“The world is aging at an unprecedented pace. In the coming decades, large and small, industrialized and developing countries alike, with few exceptions, will experience a rapid growth in the proportion of their populations age 65 or older, driven by longer lifespans and declining birth rates. With this looming demographic transformation, a healthier, more productive, and more engaged older population is essential to building a prosperous and sustainable future. As such, a rethinking of the role of older adults in our communities and economies is imperative.”
Wow. That’s a mouthful and something to ponder.

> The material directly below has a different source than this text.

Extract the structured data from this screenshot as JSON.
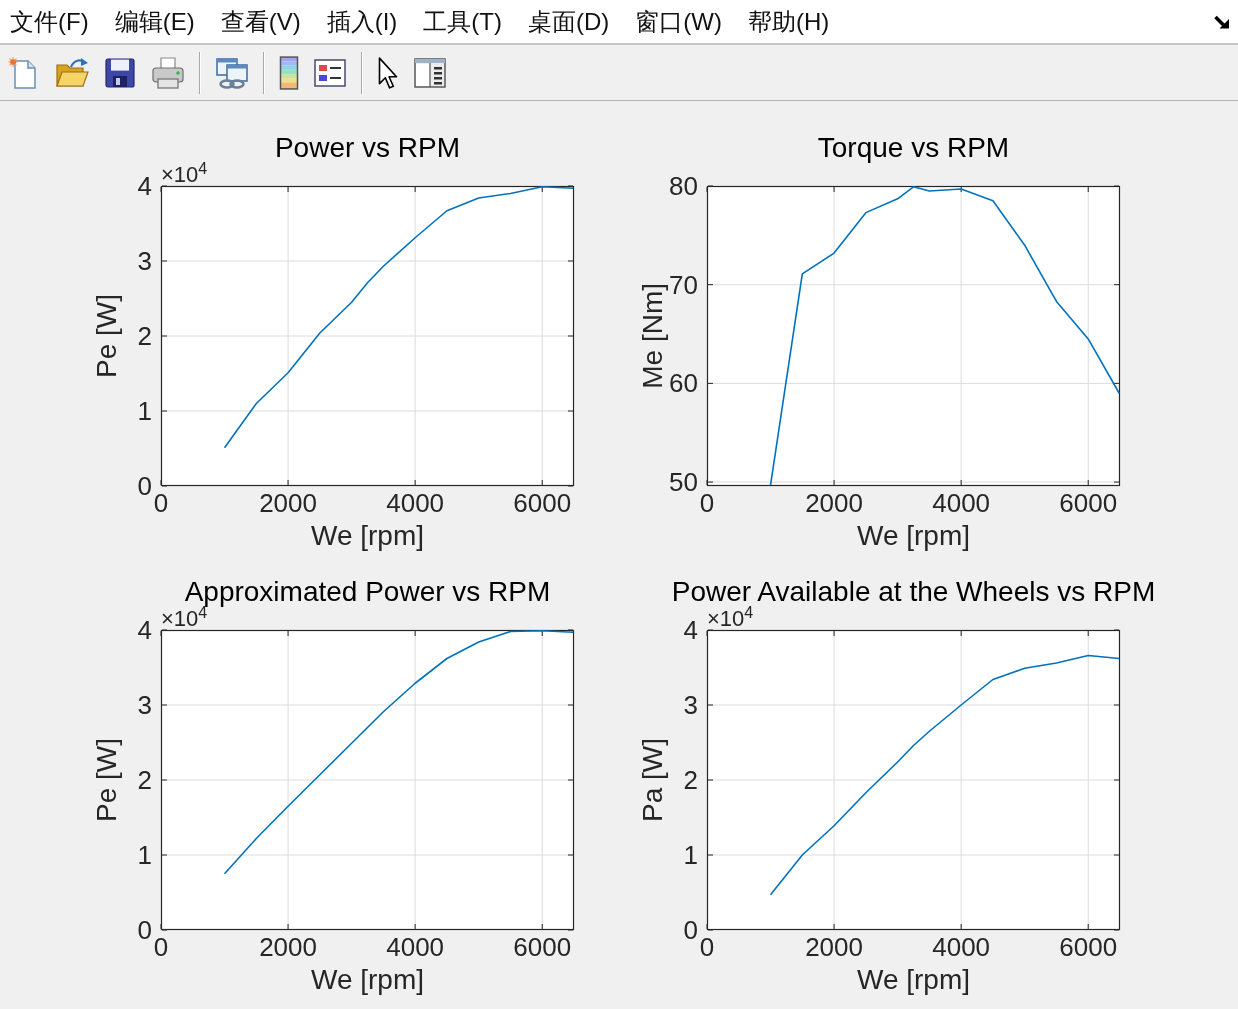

It comes from the first paragraph of the Executive Summary of a new report from the AARP called The Aging Readiness and Competitiveness (ARC) Report. Partnering with FP Analytics, the AARP conducted “an in-depth study of aging policy in 12 countries.” The ARC Report presents an overview of how these countries are doing in terms of the health, engagement, and economic productivity of their elder populations. One thing they discovered is not news to us; and that is, most people around the world want to age at home.
Each country is unique and is developing their own distinct approaches as they respond to the challenges and benefits a growing older population brings, whether that reality has already set in or it looms in the future. Reading through the report, a number of innovative and interesting programs jumped out that we in the U.S. could learn from.
Since 2015, Canadians age 65 and older have outnumbered those younger than 15. In response, there is an emphasis on building a strong community social infrastructure. Age-friendly communities are promoted and funds are provided for community-based projects. The New Horizons for Seniors Program is “the main platform used by the Canadian federal government to fund local projects to help older adults benefit from and contribute to, the quality of life in their communities.” Projects tend to focus on social participation and inclusion, promoting volunteerism, and preventing elder abuse. One example is the Welcoming Seniors’ Space, begun by a neighborhood group in Vancouver in 2016. “The program aims to build senior sites in eight linguistically diverse neighborhoods in the city targeting those who are age 75 and older and facing language or cultural barriers. Volunteers communicate with older adults in their mother language, helping to connect them to appropriate services and organize social events to promote social engagement.”
Germany is a “super-aged” society with a population of those over 65 projected to reach “nearly one-third of the total population by 2050.” At the same time, the population ages 15 through 64 will shrink by 23 percent. This raises the question: who will care for the aged population? As a necessity, Germany now requires Long-Term Care insurance and is working to strengthen home-based care. “As of 2014, more than twice as many older adults received long-term care at home as within institutions. From 2000 through 2014, as the need for LTC continued to grow, home care met 83 percent of new demand.”
Japan is another “super-aged” society with one in four Japanese aged 65 or older. By 2050 Japan is projected to be the world’s most aged country. Today 6.25 million Japanese aged 65 and older are living alone and nearly half of them are worried about dying alone. An innovative response is “Watchover Service,” which uses Japan Post Group, a government owned company operating 24,000 post offices with a workforce of 400,000, to provide support services that, for a fee, will monitor the health and well-being of seniors and report back to their family members. In 2015 Japan Post “collaborated with IBM and Apple to provide older subscribers with free iPads loaded with IBM-developed apps, which help to connect older people with services, healthcare, community and their families.” During postal employees’ home visits they help subscribers deal with set-up and other technical issues. Watchover Service aims to reach four to five million seniors in Japan by 2020.
It’s worrisome and distressing, but not really surprising to read in the ARC Report that “millions of older Americans suffer from persistent loneliness – 32 percent of people ages 60 through 69 and 25 percent of those age 70 and older reportedly feel lonely.” There are many more challenges detailed in the United States Report, most of which we are familiar with including:
- Federal and State government support not keeping pace with the needs of our growing aging population.
- More people age 65 and older wanting to stay in or return to the work force both because of desire and because of a need for economic security. “However, age discrimination and a lack of familiarity with new technology… remain barriers to employment.”
- “U.S. per capita health care spending is the highest in the world, more than twice the average of other developed countries. Yet, Americans have lower life expectancies and higher rates of chronic illnesses than our counterparts.
- “Given the high cost and growing healthcare demand, there remains an acute need for improved health care coverage.
However, on the plus side, the U.S. is doing some things right according to the ARC Report.
- “Between 2000 and 2015, the percentage of people age 65 and older who use the Internet more than quadrupled. As a result, the difference in the Internet-penetration rate between people age 65 and older and those aged 18 and older shrank by nearly one-third.”
- “Senior centers and social service agencies are integrating programs and classes designed to enhance older adults’ digital competency and fluency. In some select cases, centers are exclusively dedicated to facilitating older adults’ digital technology adoption.”
Depending on the country, the ARC Report ranges from positive and hopeful to grim. It’s a sober read.